[0151] While the present inventive concept has been described with reference to specific details, such as detailed components, specific embodiments, and drawings, these are only examples to facilitate the overall understanding of the present inventive concept and the present inventive concept is not limited thereto. It will be understood by those skilled in the art that various modifications and changes can be made from the descriptions above.

[0152] Therefore, the spirit of the present inventive concept is defined not by the detailed description of the present inventive concept, but by the appended claims, and encompasses all modifications and equivalents that fall within the scope of the appended claims.


Claims

1. A method of removing a processing-target object from an image, the method comprising:

determining, by an image processing device, the processing-target object in the image; and

performing, by the image processing device, image post-processing with respect to the processing-target object,

wherein the processing-target object is an object which has been unintentionally imaged.


 
2. The method of claim 1, wherein it is determined whether the processing-target object is present in a determination-target region, and
the determination-target region is decided by learning imaging locations of objects which are included in a plurality of images and identical to the processing-target object.
 
3. The method of claim 2, wherein the image is an omnidirectional image generated by an omnidirectional image processing device including a plurality of image capturing units, and
the omnidirectional image processing device is a wearable device.
 
4. The method of claim 3, wherein the processing-target object is a body part of a user wearing the omnidirectional image processing device.
 
5. The method of claim 1, wherein the processing-target object is removed from the image, and
an interpolation-target region including the processing-target object is interpolated on the basis of a frame including the processing-target object and/or a frame adjacent to the frame.
 
6. An image processing device for removing a processing-target object from an image, the image processing device comprising:

a communication unit configured to communicate with an external device; and

a processor configured to be operatively connected to the communication unit,

wherein the processor decides the processing-target object in the image and performs image post-processing with respect to the processing-target object, and

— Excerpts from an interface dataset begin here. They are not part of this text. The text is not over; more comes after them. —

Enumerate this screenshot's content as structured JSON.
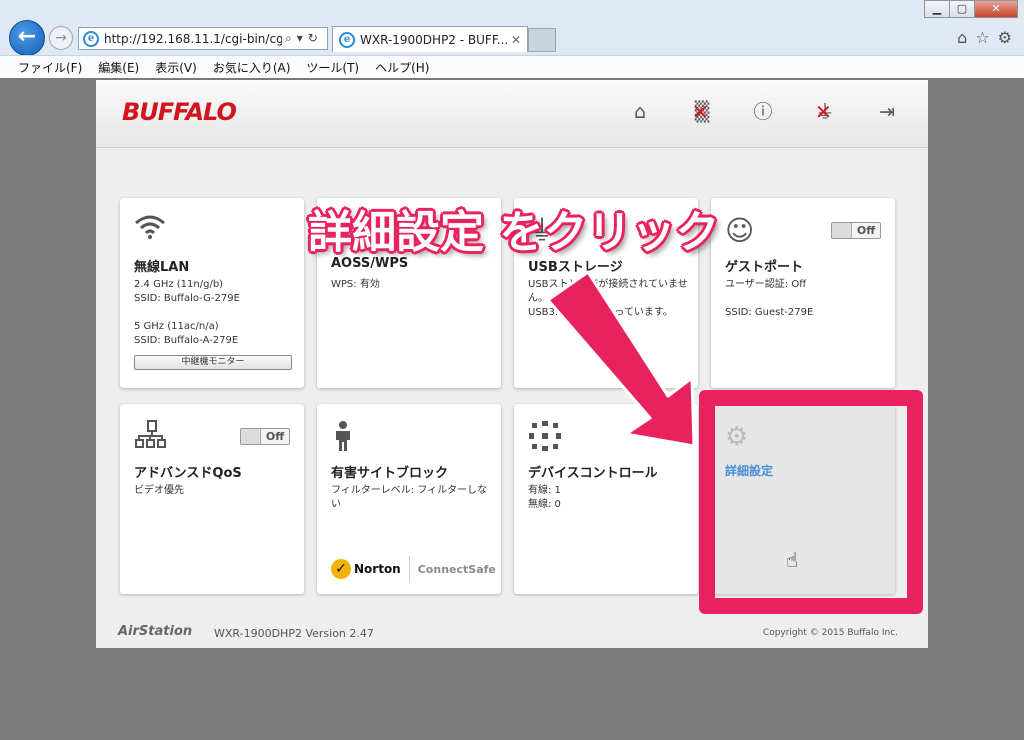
{
  "window": {
    "minimize": "▁",
    "maximize": "▢",
    "close": "✕"
  },
  "browser": {
    "url": "http://192.168.11.1/cgi-bin/cg",
    "tab_title": "WXR-1900DHP2 - BUFF...",
    "menu": [
      "ファイル(F)",
      "編集(E)",
      "表示(V)",
      "お気に入り(A)",
      "ツール(T)",
      "ヘルプ(H)"
    ],
    "icons": [
      "home-icon",
      "star-icon",
      "gear-icon"
    ]
  },
  "router": {
    "logo": "BUFFALO",
    "header_icons": [
      "home-icon",
      "wireless-disabled-icon",
      "info-icon",
      "usb-disabled-icon",
      "logout-icon"
    ],
    "cards": {
      "wireless": {
        "title": "無線LAN",
        "lines": [
          "2.4 GHz (11n/g/b)",
          "SSID: Buffalo-G-279E",
          "",
          "5 GHz (11ac/n/a)",
          "SSID: Buffalo-A-279E"
        ],
        "button": "中継機モニター"
      },
      "aoss": {
        "title": "AOSS/WPS",
        "lines": [
          "WPS: 有効"
        ]
      },
      "usb": {
        "title": "USBストレージ",
        "lines": [
          "USBストレージが接続されていません。",
          "USB3.0は無効になっています。"
        ]
      },
      "guest": {
        "title": "ゲストポート",
        "toggle": "Off",
        "lines": [
          "ユーザー認証: Off",
          "",
          "SSID: Guest-279E"
        ]
      },
      "qos": {
        "title": "アドバンスドQoS",
        "toggle": "Off",
        "lines": [
          "ビデオ優先"
        ]
      },
      "block": {
        "title": "有害サイトブロック",
        "lines": [
          "フィルターレベル: フィルターしない"
        ],
        "norton": "Norton",
        "norton_sub": "ConnectSafe"
      },
      "device": {
        "title": "デバイスコントロール",
        "lines": [
          "有線: 1",
          "無線: 0"
        ]
      },
      "advanced": {
        "title": "詳細設定"
      }
    },
    "footer": {
      "logo": "AirStation",
      "model": "WXR-1900DHP2   Version 2.47",
      "copyright": "Copyright © 2015 Buffalo Inc."
    }
  },
  "annotation": {
    "callout": "詳細設定 をクリック",
    "color": "#e8225e"
  }
}
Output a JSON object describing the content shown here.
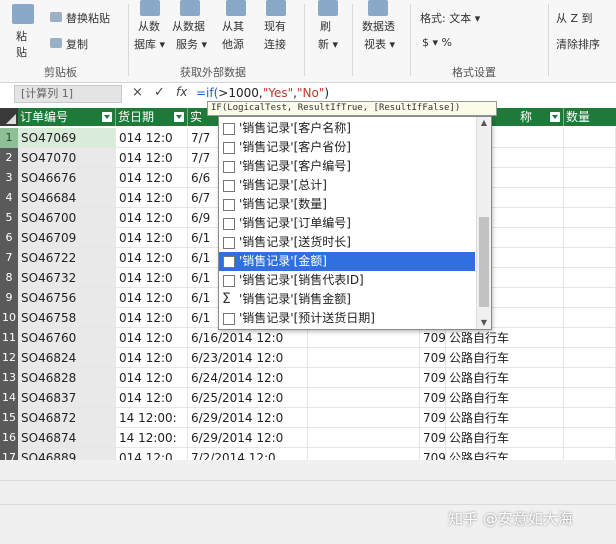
{
  "ribbon": {
    "paste": [
      "粘",
      "贴"
    ],
    "paste_replace": "替换粘贴",
    "copy": "复制",
    "clipboard_label": "剪贴板",
    "from_db": [
      "从数",
      "据库 ▾"
    ],
    "from_service": [
      "从数据",
      "服务 ▾"
    ],
    "from_other": [
      "从其",
      "他源"
    ],
    "existing": [
      "现有",
      "连接"
    ],
    "external_label": "获取外部数据",
    "refresh": [
      "刷",
      "新 ▾"
    ],
    "pivot": [
      "数据透",
      "视表 ▾"
    ],
    "format": "格式: 文本 ▾",
    "currency": "$ ▾ %",
    "format_label": "格式设置",
    "sort_az": "从 Z 到",
    "clear_sort": "清除排序"
  },
  "formula_bar": {
    "name_box": "[计算列 1]",
    "cancel": "×",
    "enter": "✓",
    "fx": "fx",
    "formula_prefix": "=if(",
    "formula_mid": ">1000,",
    "formula_yes": "\"Yes\"",
    "formula_comma": ",",
    "formula_no": "\"No\"",
    "formula_end": ")"
  },
  "columns": {
    "order_no": "订单编号",
    "date": "货日期",
    "date2": "实",
    "name": "称",
    "qty": "数量"
  },
  "rows": [
    {
      "n": "1",
      "id": "SO47069",
      "d1": "014 12:0",
      "d2": "7/7",
      "num": "",
      "cat": "行车"
    },
    {
      "n": "2",
      "id": "SO47070",
      "d1": "014 12:0",
      "d2": "7/7",
      "num": "",
      "cat": "行车"
    },
    {
      "n": "3",
      "id": "SO46676",
      "d1": "014 12:0",
      "d2": "6/6",
      "num": "",
      "cat": "行车"
    },
    {
      "n": "4",
      "id": "SO46684",
      "d1": "014 12:0",
      "d2": "6/7",
      "num": "",
      "cat": "行车"
    },
    {
      "n": "5",
      "id": "SO46700",
      "d1": "014 12:0",
      "d2": "6/9",
      "num": "",
      "cat": "行车"
    },
    {
      "n": "6",
      "id": "SO46709",
      "d1": "014 12:0",
      "d2": "6/1",
      "num": "",
      "cat": "行车"
    },
    {
      "n": "7",
      "id": "SO46722",
      "d1": "014 12:0",
      "d2": "6/1",
      "num": "",
      "cat": "行车"
    },
    {
      "n": "8",
      "id": "SO46732",
      "d1": "014 12:0",
      "d2": "6/1",
      "num": "",
      "cat": "行车"
    },
    {
      "n": "9",
      "id": "SO46756",
      "d1": "014 12:0",
      "d2": "6/1",
      "num": "",
      "cat": "行车"
    },
    {
      "n": "10",
      "id": "SO46758",
      "d1": "014 12:0",
      "d2": "6/1",
      "num": "",
      "cat": "行车"
    },
    {
      "n": "11",
      "id": "SO46760",
      "d1": "014 12:0",
      "d2": "6/16/2014 12:0",
      "num": "709",
      "cat": "公路自行车"
    },
    {
      "n": "12",
      "id": "SO46824",
      "d1": "014 12:0",
      "d2": "6/23/2014 12:0",
      "num": "709",
      "cat": "公路自行车"
    },
    {
      "n": "13",
      "id": "SO46828",
      "d1": "014 12:0",
      "d2": "6/24/2014 12:0",
      "num": "709",
      "cat": "公路自行车"
    },
    {
      "n": "14",
      "id": "SO46837",
      "d1": "014 12:0",
      "d2": "6/25/2014 12:0",
      "num": "709",
      "cat": "公路自行车"
    },
    {
      "n": "15",
      "id": "SO46872",
      "d1": "14 12:00:",
      "d2": "6/29/2014 12:0",
      "num": "709",
      "cat": "公路自行车"
    },
    {
      "n": "16",
      "id": "SO46874",
      "d1": "14 12:00:",
      "d2": "6/29/2014 12:0",
      "num": "709",
      "cat": "公路自行车"
    },
    {
      "n": "17",
      "id": "SO46889",
      "d1": "014 12:0",
      "d2": "7/2/2014 12:0",
      "num": "709",
      "cat": "公路自行车"
    }
  ],
  "autocomplete": {
    "tooltip": "IF(LogicalTest, ResultIfTrue, [ResultIfFalse])",
    "items": [
      {
        "label": "'销售记录'[客户名称]",
        "icon": "box"
      },
      {
        "label": "'销售记录'[客户省份]",
        "icon": "box"
      },
      {
        "label": "'销售记录'[客户编号]",
        "icon": "box"
      },
      {
        "label": "'销售记录'[总计]",
        "icon": "box"
      },
      {
        "label": "'销售记录'[数量]",
        "icon": "box"
      },
      {
        "label": "'销售记录'[订单编号]",
        "icon": "box"
      },
      {
        "label": "'销售记录'[送货时长]",
        "icon": "box"
      },
      {
        "label": "'销售记录'[金额]",
        "icon": "box",
        "selected": true
      },
      {
        "label": "'销售记录'[销售代表ID]",
        "icon": "box"
      },
      {
        "label": "'销售记录'[销售金额]",
        "icon": "sum"
      },
      {
        "label": "'销售记录'[预计送货日期]",
        "icon": "box"
      }
    ]
  },
  "watermark": "知乎 @安意如大海"
}
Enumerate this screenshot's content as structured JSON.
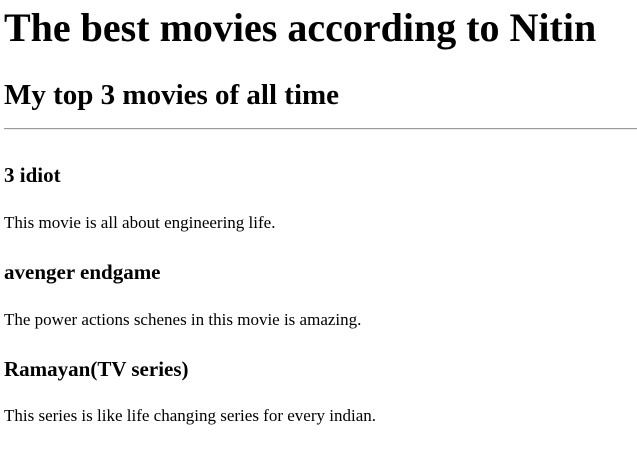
{
  "page": {
    "title": "The best movies according to Nitin",
    "subtitle": "My top 3 movies of all time"
  },
  "movies": [
    {
      "name": "3 idiot",
      "description": "This movie is all about engineering life."
    },
    {
      "name": "avenger endgame",
      "description": "The power actions schenes in this movie is amazing."
    },
    {
      "name": "Ramayan(TV series)",
      "description": "This series is like life changing series for every indian."
    }
  ]
}
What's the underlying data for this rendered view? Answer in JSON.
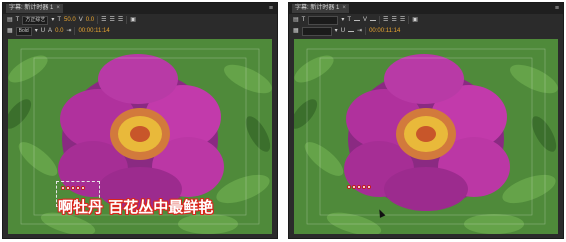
{
  "panels": [
    {
      "tab_title": "字幕: 新计时器 1",
      "font_select": "方正综艺",
      "font_style": "Bold",
      "size_a": "50.0",
      "size_b": "0.0",
      "size_c": "0.0",
      "timecode": "00:00:11:14",
      "caption": "啊牡丹  百花丛中最鲜艳",
      "show_caption": true
    },
    {
      "tab_title": "字幕: 新计时器 1",
      "font_select": "",
      "font_style": "",
      "size_a": "",
      "size_b": "",
      "size_c": "",
      "timecode": "00:00:11:14",
      "caption": "",
      "show_caption": false
    }
  ],
  "colors": {
    "panel_bg": "#2b2b2b",
    "accent": "#e8a531",
    "caption_stroke": "#d9261c",
    "flower": "#b0319d",
    "foliage": "#4f8a3a"
  },
  "icons": [
    "close-icon",
    "panel-menu-icon",
    "roll-crawl-icon",
    "bold-icon",
    "italic-icon",
    "underline-icon",
    "align-left-icon",
    "align-center-icon",
    "align-right-icon",
    "tab-stops-icon",
    "background-video-icon"
  ]
}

the processing-target object is an object which has been unintentionally imaged.


 
7. The image processing device of claim 6, wherein it is determined whether the processing-target object is present in a determination-target region, and
the determination-target region is decided by learning imaging locations of objects which are included in a plurality of images and identical to the processing-target object.
 
8.  The image processing device of claim 7, wherein the image is an omnidirectional image generated by an omnidirectional image processing device including a plurality of image capturing units, and
the omnidirectional image processing device is a wearable device.
 
9. The image processing device of claim 8, wherein the processing-target object is a body part of a user wearing the omnidirectional image processing device.
 
10. The image processing device of claim 1, wherein the processing-target object is removed from the image, and
an interpolation-target region including the processing-target object is interpolated on the basis of a frame including the processing-target object and/or a frame adjacent to the frame.
 
11. A computer-readable recording medium in which a computer program for performing the method of any one of claims 1 to 5 is recorded.
 




Drawing